When I first started building businesses for companies, it was an expensive and time consuming enterprise. We’d need to think through and plan for every aspect of a creating a large scale business even though we’d always start small. After all, this was an investment being made by global tech brands, and they always had a view beyond a single market.
And because I was usually operating within a global business, I expected that there would be support. Technology. Budget. Or maybe even some resources. More often than not, the largest investment that was made was my time. The rest was up to me. To find. Squeeze. Convince and convert. Luckily I would be given a technology head start in the shape of an early stage product or solution – but a wad of documentation and a handful of hard disks would arrive in the internal mail and I’d be flying from there.
First up, I’d start with a straw man business case. Get some agreement from sponsors and stakeholders and get out on the street. I’d need paying customer pretty quickly so I’d need a clear value proposition, a presentation and some pricing. The product or solution that had fallen in my lap was usually at an early stages of maturity – so there would always be some rough edges that would need to be talked around, and customer service and onboarding would be a fly-by-the-seat-of-your-pants activity. This meant long hours and completely different ways of talking to people. One minute I would be signing a deal with a CEO, next I’d be answering a customer service or tech support question on my mobile.
Back in the office I would be scrambling to knock out some standard processes. I’d be needing to report on sales and opportunity pipelines, but would not be able to use the corporate CRM until there was significant volume. That meant spreadsheets and email, templates and boilerplate. And if I could find a few extra hours, a self running demo would be fabulous.
With a team of one, there was no need for collaboration suites (just yet), but with an eye on success, I’d pull in favours, convince colleagues to help me out in their spare time and generally hustle my way through the first 30 days.

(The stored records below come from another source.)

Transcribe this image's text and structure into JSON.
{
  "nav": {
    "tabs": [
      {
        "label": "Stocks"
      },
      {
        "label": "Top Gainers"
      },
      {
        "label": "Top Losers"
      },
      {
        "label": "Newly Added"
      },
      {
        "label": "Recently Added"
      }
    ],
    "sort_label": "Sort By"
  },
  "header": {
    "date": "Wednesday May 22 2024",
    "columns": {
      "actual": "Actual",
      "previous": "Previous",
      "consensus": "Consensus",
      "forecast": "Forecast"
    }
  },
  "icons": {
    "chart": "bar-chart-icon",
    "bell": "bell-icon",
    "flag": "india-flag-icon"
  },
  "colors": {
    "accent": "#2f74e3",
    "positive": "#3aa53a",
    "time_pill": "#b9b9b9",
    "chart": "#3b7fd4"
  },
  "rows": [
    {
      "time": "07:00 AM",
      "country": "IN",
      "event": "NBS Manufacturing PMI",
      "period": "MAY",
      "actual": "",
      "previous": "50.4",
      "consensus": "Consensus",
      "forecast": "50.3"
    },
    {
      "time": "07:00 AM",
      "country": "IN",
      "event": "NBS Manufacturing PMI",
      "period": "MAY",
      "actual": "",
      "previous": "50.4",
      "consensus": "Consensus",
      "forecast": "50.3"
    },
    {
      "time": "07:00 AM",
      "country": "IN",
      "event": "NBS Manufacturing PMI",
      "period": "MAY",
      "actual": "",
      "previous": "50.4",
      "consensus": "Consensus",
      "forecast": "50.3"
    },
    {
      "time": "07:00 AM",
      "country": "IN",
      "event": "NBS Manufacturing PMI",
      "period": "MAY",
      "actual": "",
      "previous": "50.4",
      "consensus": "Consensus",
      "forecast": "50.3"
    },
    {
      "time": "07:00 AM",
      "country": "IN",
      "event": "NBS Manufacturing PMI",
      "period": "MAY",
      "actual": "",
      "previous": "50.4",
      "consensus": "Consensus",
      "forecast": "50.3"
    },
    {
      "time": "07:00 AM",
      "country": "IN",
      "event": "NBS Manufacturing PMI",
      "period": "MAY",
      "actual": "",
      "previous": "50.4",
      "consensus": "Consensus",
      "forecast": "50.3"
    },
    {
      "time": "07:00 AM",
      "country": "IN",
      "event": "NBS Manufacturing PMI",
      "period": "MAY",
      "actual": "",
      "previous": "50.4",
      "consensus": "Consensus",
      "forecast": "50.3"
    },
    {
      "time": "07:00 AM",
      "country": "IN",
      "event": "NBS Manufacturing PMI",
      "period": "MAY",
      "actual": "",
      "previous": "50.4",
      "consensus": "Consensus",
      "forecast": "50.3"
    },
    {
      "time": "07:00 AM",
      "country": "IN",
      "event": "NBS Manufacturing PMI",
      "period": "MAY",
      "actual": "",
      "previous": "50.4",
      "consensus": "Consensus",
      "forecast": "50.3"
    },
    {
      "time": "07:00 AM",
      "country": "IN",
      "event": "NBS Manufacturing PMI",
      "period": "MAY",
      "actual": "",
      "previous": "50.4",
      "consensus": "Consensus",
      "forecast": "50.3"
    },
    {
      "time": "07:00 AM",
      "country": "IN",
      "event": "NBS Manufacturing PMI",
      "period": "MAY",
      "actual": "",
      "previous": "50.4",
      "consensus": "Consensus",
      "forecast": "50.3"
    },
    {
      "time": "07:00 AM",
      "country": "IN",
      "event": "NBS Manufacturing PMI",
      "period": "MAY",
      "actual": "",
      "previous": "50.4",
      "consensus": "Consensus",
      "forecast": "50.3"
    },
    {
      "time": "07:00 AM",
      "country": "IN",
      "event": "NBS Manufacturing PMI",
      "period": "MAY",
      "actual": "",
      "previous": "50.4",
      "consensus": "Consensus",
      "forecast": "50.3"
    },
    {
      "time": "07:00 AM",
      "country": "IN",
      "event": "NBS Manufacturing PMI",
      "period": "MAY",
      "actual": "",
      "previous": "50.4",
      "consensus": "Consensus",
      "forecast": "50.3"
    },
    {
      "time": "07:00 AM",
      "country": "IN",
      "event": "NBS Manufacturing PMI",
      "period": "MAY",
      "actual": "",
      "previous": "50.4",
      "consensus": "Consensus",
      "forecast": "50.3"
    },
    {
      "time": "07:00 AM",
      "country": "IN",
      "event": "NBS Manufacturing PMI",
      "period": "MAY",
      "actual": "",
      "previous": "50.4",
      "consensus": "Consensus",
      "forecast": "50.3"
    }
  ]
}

By the time we’d closed a couple of deals, I’d have some good “time and materials” contracts, some new friends in the legal and finance departments and maybe even a customer facing website.
But that was all possible because I had the backing of a mature business.
Fast forward to starting a business in 2016 and the landscape looks strangely familiar. What is fundamentally different is the simple fact that you don’t have to be a global tech brand to work this way.
In fact, global tech brands would struggle to operate with the speed and agility of a hungry startup entrepreneur.
All the infrastructure that was once only available in the large enterprise is now available on a trial or relatively cheap monthly subscription. Software as a service (SaaS) has levelled the playing field and shortened its length. Now, you can literally setup your communications infrastructure with Google Apps with a few clicks and a credit card. You can create a lean canvas – or one page business plan – in about 20 minutes, kick into validation with stakeholders and investors, create a pitch deck and make your first sale by late afternoon.
It has never been easier to start – or to start fast.
But the question is, can you “start well”?
We have distilled over 20 years worth of business knowledge and insight into our series of Disruptor’s Handbooks and make them available for free. We do this because we believe that the more we innovate, the more we will all benefit. We even have a big list of “must have apps” – the kind of apps that get you started fast.
The good folks over at Stripe have done something similar – produced a great slide deck showcasing some of the best apps, platforms and tools to help you to not only start fast, but start well.
What are you waiting for? You’ve got a new business to kickstart!